At the UN COP26 climate conference, signatories of the Glasgow Statement agreed to international public finance for fossil fuels. This briefing, which will be updated regularly as new policies come out and new signatories join the commitment, tracks implementation efforts and assesses whether countries are on track to keep their promise.
Since May 2021, Shell has expressed interest to develop ten new oil and gas extraction assets, which could lock in additional CO2 pollution (325 million metric tonnes) two times greater than the Netherlands’ total CO2 emissions in 2021.
Approving new gas pipelines and liquified natural gas export facilities would lead to hundreds of millions of tons of carbon dioxide equivalent per year for decades to come.
This paper outlines priorities for the Beyond Oil and Gas Alliance (BOGA) and its members that were identified by civil society groups to turn what has remained a largely aspirational diplomatic initiative into a force for increased climate action in line with equity, justice, and science.
Our new report finds that Cheniere’s new lifecycle emissions tags appear to be pinned to a misleading methane emissions analysis that woefully undercounts actual leakage volumes.
The Glasgow Statement on public finance requires signatories to end new direct overseas support for fossil fuels by the end of 2022 and fully prioritize finance for a clean and just energy transition.

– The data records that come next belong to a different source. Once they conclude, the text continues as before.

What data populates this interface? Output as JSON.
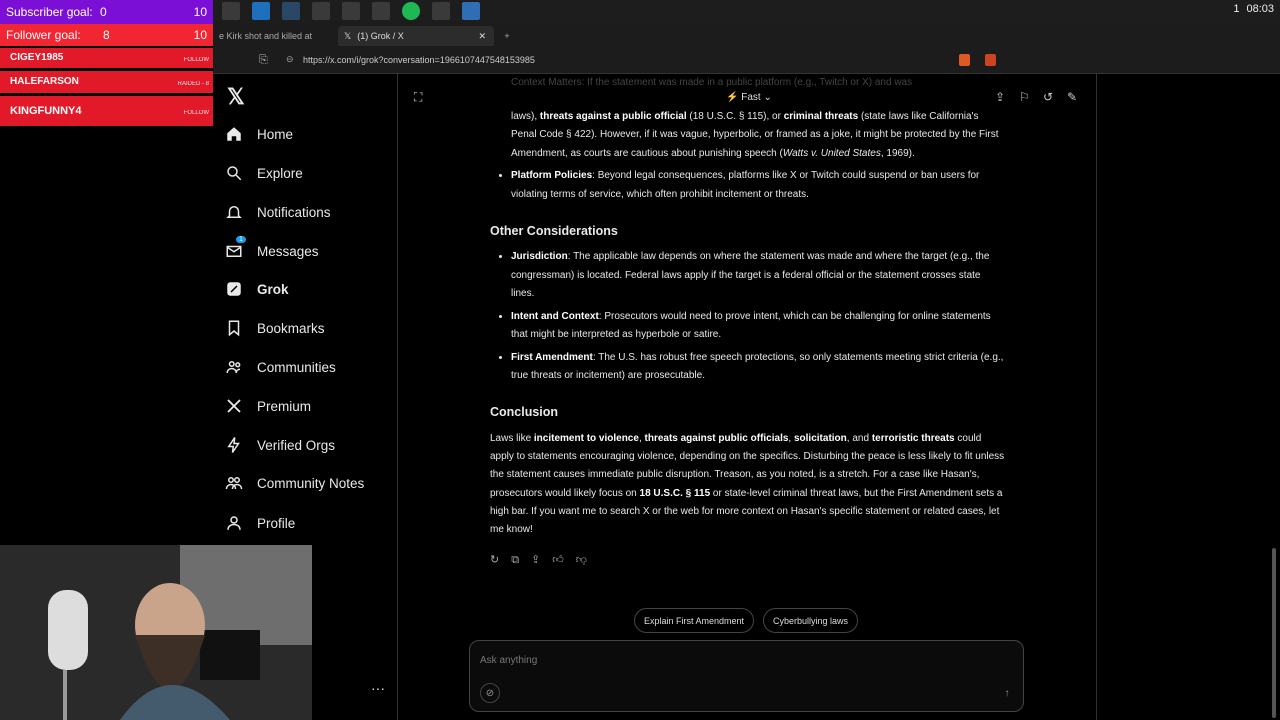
{
  "overlay": {
    "subscriber_goal": "Subscriber goal:",
    "sub_cur": "0",
    "sub_max": "10",
    "follower_goal": "Follower goal:",
    "fol_cur": "8",
    "fol_max": "10",
    "events": [
      {
        "name": "CIGEY1985",
        "tag": "FOLLOW"
      },
      {
        "name": "HALEFARSON",
        "tag": "RAIDED - 8"
      },
      {
        "name": "KINGFUNNY4",
        "tag": "FOLLOW"
      }
    ]
  },
  "system": {
    "clock": "08:03",
    "workspace": "1"
  },
  "browser": {
    "tab_inactive": "e Kirk shot and killed at",
    "tab_active": "(1) Grok / X",
    "url": "https://x.com/i/grok?conversation=1966107447548153985"
  },
  "sidebar": {
    "items": [
      {
        "label": "Home"
      },
      {
        "label": "Explore"
      },
      {
        "label": "Notifications"
      },
      {
        "label": "Messages",
        "badge": "1"
      },
      {
        "label": "Grok"
      },
      {
        "label": "Bookmarks"
      },
      {
        "label": "Communities"
      },
      {
        "label": "Premium"
      },
      {
        "label": "Verified Orgs"
      },
      {
        "label": "Community Notes"
      },
      {
        "label": "Profile"
      }
    ]
  },
  "header": {
    "model": "Fast"
  },
  "content": {
    "partial_top": "Context Matters: If the statement was made in a public platform (e.g., Twitch or X) and was",
    "bullet1_a": "laws), ",
    "bullet1_b": "threats against a public official",
    "bullet1_c": " (18 U.S.C. § 115), or ",
    "bullet1_d": "criminal threats",
    "bullet1_e": " (state laws like California's Penal Code § 422). However, if it was vague, hyperbolic, or framed as a joke, it might be protected by the First Amendment, as courts are cautious about punishing speech (",
    "bullet1_f": "Watts v. United States",
    "bullet1_g": ", 1969).",
    "platform_head": "Platform Policies",
    "platform_text": ": Beyond legal consequences, platforms like X or Twitch could suspend or ban users for violating terms of service, which often prohibit incitement or threats.",
    "other_heading": "Other Considerations",
    "juris_head": "Jurisdiction",
    "juris_text": ": The applicable law depends on where the statement was made and where the target (e.g., the congressman) is located. Federal laws apply if the target is a federal official or the statement crosses state lines.",
    "intent_head": "Intent and Context",
    "intent_text": ": Prosecutors would need to prove intent, which can be challenging for online statements that might be interpreted as hyperbole or satire.",
    "first_head": "First Amendment",
    "first_text": ": The U.S. has robust free speech protections, so only statements meeting strict criteria (e.g., true threats or incitement) are prosecutable.",
    "conclusion_heading": "Conclusion",
    "c1": "Laws like ",
    "c2": "incitement to violence",
    "c3": ", ",
    "c4": "threats against public officials",
    "c5": ", ",
    "c6": "solicitation",
    "c7": ", and ",
    "c8": "terroristic threats",
    "c9": " could apply to statements encouraging violence, depending on the specifics. Disturbing the peace is less likely to fit unless the statement causes immediate public disruption. Treason, as you noted, is a stretch. For a case like Hasan's, prosecutors would likely focus on ",
    "c10": "18 U.S.C. § 115",
    "c11": " or state-level criminal threat laws, but the First Amendment sets a high bar. If you want me to search X or the web for more context on Hasan's specific statement or related cases, let me know!"
  },
  "suggestions": [
    "Explain First Amendment",
    "Cyberbullying laws"
  ],
  "composer": {
    "placeholder": "Ask anything"
  }
}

But only a handful of signatories have begun to turn these pledges into action.
Despite an array of new ‘net zero’ pledges released in the past two years, the climate promises of major U.S. and European oil and gas companies still fail to meet the bare minimum for alignment with the Paris Agreement, according to a new study.

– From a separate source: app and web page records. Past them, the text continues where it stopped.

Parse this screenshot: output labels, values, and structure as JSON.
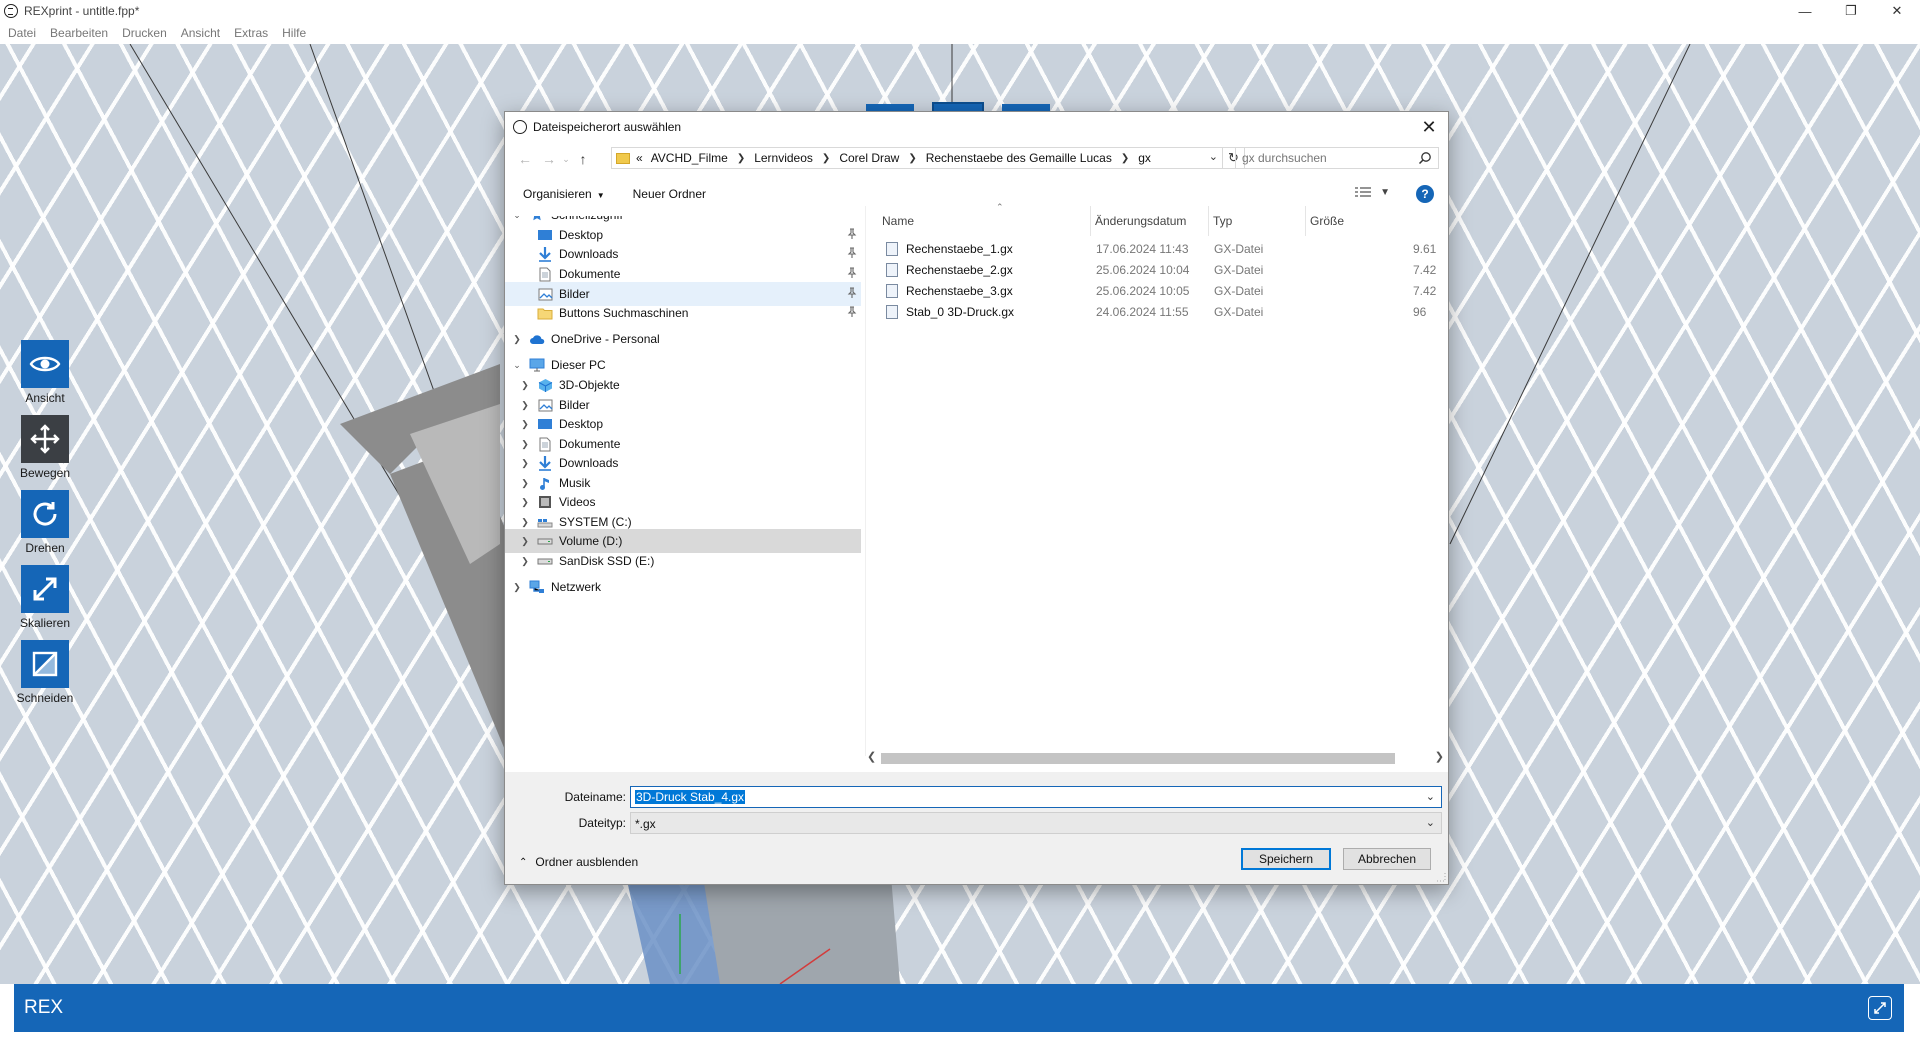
{
  "window": {
    "title": "REXprint - untitle.fpp*",
    "controls": [
      "—",
      "❐",
      "✕"
    ]
  },
  "menu": [
    "Datei",
    "Bearbeiten",
    "Drucken",
    "Ansicht",
    "Extras",
    "Hilfe"
  ],
  "side_tools": [
    {
      "label": "Ansicht",
      "icon": "eye-icon"
    },
    {
      "label": "Bewegen",
      "icon": "move-icon"
    },
    {
      "label": "Drehen",
      "icon": "rotate-icon"
    },
    {
      "label": "Skalieren",
      "icon": "scale-icon"
    },
    {
      "label": "Schneiden",
      "icon": "cut-icon"
    }
  ],
  "top_tools": [
    "new-file-icon",
    "edit-icon",
    "print-icon"
  ],
  "statusbar": {
    "text": "REX"
  },
  "dialog": {
    "title": "Dateispeicherort auswählen",
    "breadcrumbs": [
      "«",
      "AVCHD_Filme",
      "Lernvideos",
      "Corel Draw",
      "Rechenstaebe des Gemaille Lucas",
      "gx"
    ],
    "search_placeholder": "gx durchsuchen",
    "organize_label": "Organisieren",
    "new_folder_label": "Neuer Ordner",
    "help_label": "?",
    "nav_items": [
      {
        "label": "Schnellzugriff",
        "icon": "star-icon",
        "level": 0,
        "twisty": "v",
        "pinned": false,
        "state": ""
      },
      {
        "label": "Desktop",
        "icon": "desktop-icon",
        "level": 1,
        "twisty": "",
        "pinned": true,
        "state": ""
      },
      {
        "label": "Downloads",
        "icon": "download-icon",
        "level": 1,
        "twisty": "",
        "pinned": true,
        "state": ""
      },
      {
        "label": "Dokumente",
        "icon": "document-icon",
        "level": 1,
        "twisty": "",
        "pinned": true,
        "state": ""
      },
      {
        "label": "Bilder",
        "icon": "pictures-icon",
        "level": 1,
        "twisty": "",
        "pinned": true,
        "state": "selected"
      },
      {
        "label": "Buttons Suchmaschinen",
        "icon": "folder-icon",
        "level": 1,
        "twisty": "",
        "pinned": true,
        "state": ""
      },
      {
        "label": "OneDrive - Personal",
        "icon": "cloud-icon",
        "level": 0,
        "twisty": ">",
        "pinned": false,
        "state": ""
      },
      {
        "label": "Dieser PC",
        "icon": "computer-icon",
        "level": 0,
        "twisty": "v",
        "pinned": false,
        "state": ""
      },
      {
        "label": "3D-Objekte",
        "icon": "cube-icon",
        "level": 1,
        "twisty": ">",
        "pinned": false,
        "state": ""
      },
      {
        "label": "Bilder",
        "icon": "pictures-icon",
        "level": 1,
        "twisty": ">",
        "pinned": false,
        "state": ""
      },
      {
        "label": "Desktop",
        "icon": "desktop-icon",
        "level": 1,
        "twisty": ">",
        "pinned": false,
        "state": ""
      },
      {
        "label": "Dokumente",
        "icon": "document-icon",
        "level": 1,
        "twisty": ">",
        "pinned": false,
        "state": ""
      },
      {
        "label": "Downloads",
        "icon": "download-icon",
        "level": 1,
        "twisty": ">",
        "pinned": false,
        "state": ""
      },
      {
        "label": "Musik",
        "icon": "music-icon",
        "level": 1,
        "twisty": ">",
        "pinned": false,
        "state": ""
      },
      {
        "label": "Videos",
        "icon": "video-icon",
        "level": 1,
        "twisty": ">",
        "pinned": false,
        "state": ""
      },
      {
        "label": "SYSTEM (C:)",
        "icon": "system-drive-icon",
        "level": 1,
        "twisty": ">",
        "pinned": false,
        "state": ""
      },
      {
        "label": "Volume (D:)",
        "icon": "drive-icon",
        "level": 1,
        "twisty": ">",
        "pinned": false,
        "state": "hover"
      },
      {
        "label": "SanDisk SSD (E:)",
        "icon": "drive-icon",
        "level": 1,
        "twisty": ">",
        "pinned": false,
        "state": ""
      },
      {
        "label": "Netzwerk",
        "icon": "network-icon",
        "level": 0,
        "twisty": ">",
        "pinned": false,
        "state": ""
      }
    ],
    "columns": [
      "Name",
      "Änderungsdatum",
      "Typ",
      "Größe"
    ],
    "files": [
      {
        "name": "Rechenstaebe_1.gx",
        "date": "17.06.2024 11:43",
        "type": "GX-Datei",
        "size": "9.61"
      },
      {
        "name": "Rechenstaebe_2.gx",
        "date": "25.06.2024 10:04",
        "type": "GX-Datei",
        "size": "7.42"
      },
      {
        "name": "Rechenstaebe_3.gx",
        "date": "25.06.2024 10:05",
        "type": "GX-Datei",
        "size": "7.42"
      },
      {
        "name": "Stab_0 3D-Druck.gx",
        "date": "24.06.2024 11:55",
        "type": "GX-Datei",
        "size": "96"
      }
    ],
    "filename_label": "Dateiname:",
    "filename_value": "3D-Druck Stab_4.gx",
    "filetype_label": "Dateityp:",
    "filetype_value": "*.gx",
    "hide_folders_label": "Ordner ausblenden",
    "save_label": "Speichern",
    "cancel_label": "Abbrechen"
  },
  "colors": {
    "accent": "#1566b7",
    "selection": "#0078d7",
    "viewport": "#c9d2dc"
  }
}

This briefing shows that companies are set to make £11.6 billion windfall on UK oil and gas in 2022 and why the UK government is missing this opportunity to fund an energy transition.
This briefing explains why financial flows to fossil fuels matter and how to use the data provided by the Public Finance for Energy Database to help secure a just energy transition.
This report, Banking on Climate Chaos 2022, analyzes fossil fuel financing and policies from the world’s 60 largest commercial and investment banks. We reveal that fossil fuel financing from the world’s 60 largest banks has reached nearly USD $4.6 trillion in the six years since the adoption of the Paris Agreement, with $742 billion in 2021 alone.